::: DATA SHOWN

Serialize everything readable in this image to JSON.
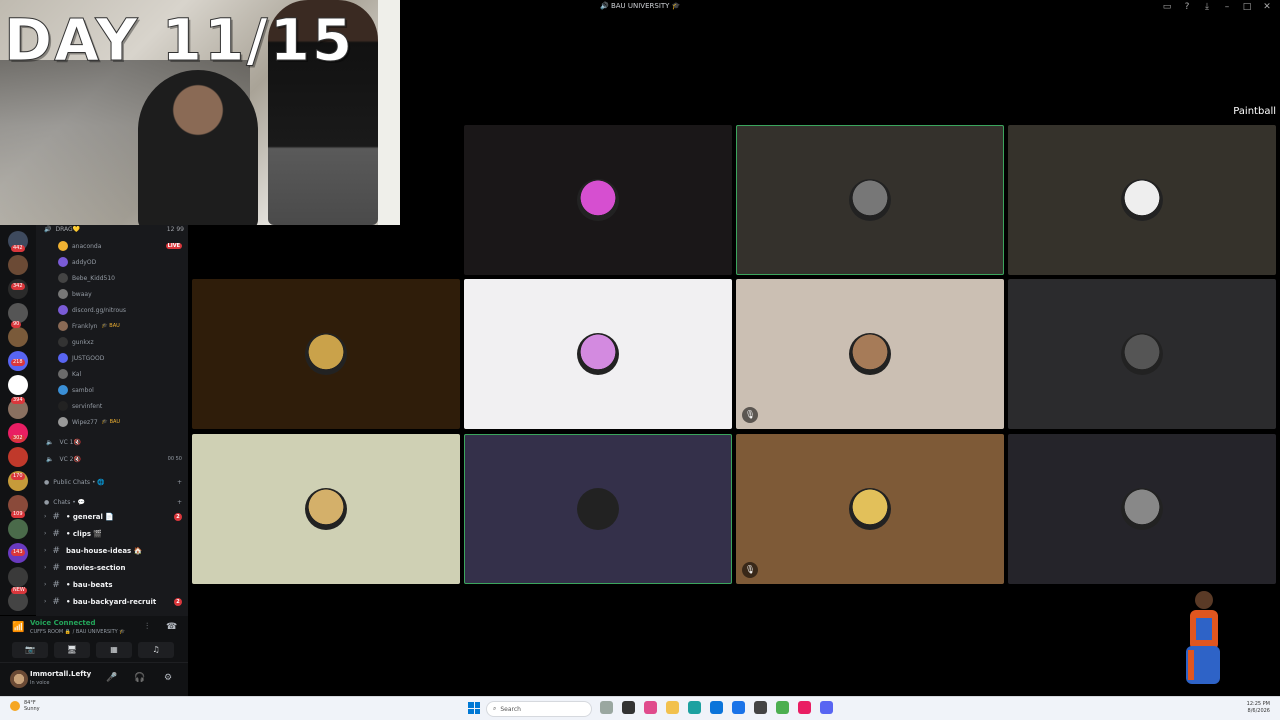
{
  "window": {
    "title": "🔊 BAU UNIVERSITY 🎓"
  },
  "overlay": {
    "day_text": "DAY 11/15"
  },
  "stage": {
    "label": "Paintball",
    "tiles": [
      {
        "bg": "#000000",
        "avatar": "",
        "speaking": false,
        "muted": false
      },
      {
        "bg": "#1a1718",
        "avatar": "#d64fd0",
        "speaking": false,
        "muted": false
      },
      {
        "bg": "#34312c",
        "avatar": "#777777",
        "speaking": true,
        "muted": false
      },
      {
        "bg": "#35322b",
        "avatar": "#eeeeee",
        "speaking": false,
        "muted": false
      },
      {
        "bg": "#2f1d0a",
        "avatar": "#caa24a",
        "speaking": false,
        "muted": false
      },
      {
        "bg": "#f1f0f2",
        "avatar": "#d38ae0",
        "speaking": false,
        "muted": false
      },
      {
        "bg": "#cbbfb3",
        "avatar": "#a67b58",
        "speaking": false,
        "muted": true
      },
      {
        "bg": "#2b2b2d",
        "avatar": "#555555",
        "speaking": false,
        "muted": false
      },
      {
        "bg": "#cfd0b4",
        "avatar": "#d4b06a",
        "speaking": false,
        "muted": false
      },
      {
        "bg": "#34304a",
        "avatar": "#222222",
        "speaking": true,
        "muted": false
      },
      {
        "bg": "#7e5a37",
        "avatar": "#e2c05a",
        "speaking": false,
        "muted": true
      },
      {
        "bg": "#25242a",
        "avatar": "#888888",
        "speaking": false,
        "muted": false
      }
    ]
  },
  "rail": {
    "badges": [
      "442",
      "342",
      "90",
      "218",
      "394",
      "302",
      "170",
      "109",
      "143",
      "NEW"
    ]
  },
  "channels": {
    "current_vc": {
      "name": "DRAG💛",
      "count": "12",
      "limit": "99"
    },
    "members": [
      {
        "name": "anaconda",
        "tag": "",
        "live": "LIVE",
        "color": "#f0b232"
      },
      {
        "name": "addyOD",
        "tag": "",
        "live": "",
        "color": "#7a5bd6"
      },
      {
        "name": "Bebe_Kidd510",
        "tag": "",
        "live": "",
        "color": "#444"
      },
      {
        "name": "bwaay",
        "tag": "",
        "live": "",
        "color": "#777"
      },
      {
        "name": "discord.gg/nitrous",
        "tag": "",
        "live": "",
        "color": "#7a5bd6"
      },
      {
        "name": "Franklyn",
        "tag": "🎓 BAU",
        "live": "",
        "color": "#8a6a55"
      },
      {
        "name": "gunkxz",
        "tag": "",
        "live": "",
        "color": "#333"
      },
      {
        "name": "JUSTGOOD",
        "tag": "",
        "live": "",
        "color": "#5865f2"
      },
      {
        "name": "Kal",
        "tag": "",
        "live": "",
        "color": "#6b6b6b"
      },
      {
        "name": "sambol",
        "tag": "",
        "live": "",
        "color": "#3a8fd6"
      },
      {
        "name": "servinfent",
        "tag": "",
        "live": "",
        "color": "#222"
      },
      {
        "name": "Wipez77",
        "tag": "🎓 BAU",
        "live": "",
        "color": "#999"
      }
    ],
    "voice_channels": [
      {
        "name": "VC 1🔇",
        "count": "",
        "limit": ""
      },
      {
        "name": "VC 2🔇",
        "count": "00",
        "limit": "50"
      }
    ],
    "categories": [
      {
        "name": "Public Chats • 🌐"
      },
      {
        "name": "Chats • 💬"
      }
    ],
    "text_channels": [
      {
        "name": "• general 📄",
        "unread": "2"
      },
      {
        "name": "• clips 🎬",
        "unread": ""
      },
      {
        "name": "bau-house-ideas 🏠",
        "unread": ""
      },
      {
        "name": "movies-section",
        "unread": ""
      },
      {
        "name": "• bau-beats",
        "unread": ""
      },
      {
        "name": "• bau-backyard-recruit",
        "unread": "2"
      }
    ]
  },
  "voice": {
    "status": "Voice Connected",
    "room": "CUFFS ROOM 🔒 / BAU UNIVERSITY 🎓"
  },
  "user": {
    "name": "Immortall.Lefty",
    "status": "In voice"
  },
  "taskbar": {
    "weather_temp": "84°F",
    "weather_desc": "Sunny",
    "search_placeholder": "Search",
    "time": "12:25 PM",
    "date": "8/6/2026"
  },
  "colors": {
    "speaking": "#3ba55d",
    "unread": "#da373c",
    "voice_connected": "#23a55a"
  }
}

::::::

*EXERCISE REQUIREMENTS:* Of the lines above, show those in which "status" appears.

*OUTPUT:*
    "status": "Voice Connected",
    "status": "In voice"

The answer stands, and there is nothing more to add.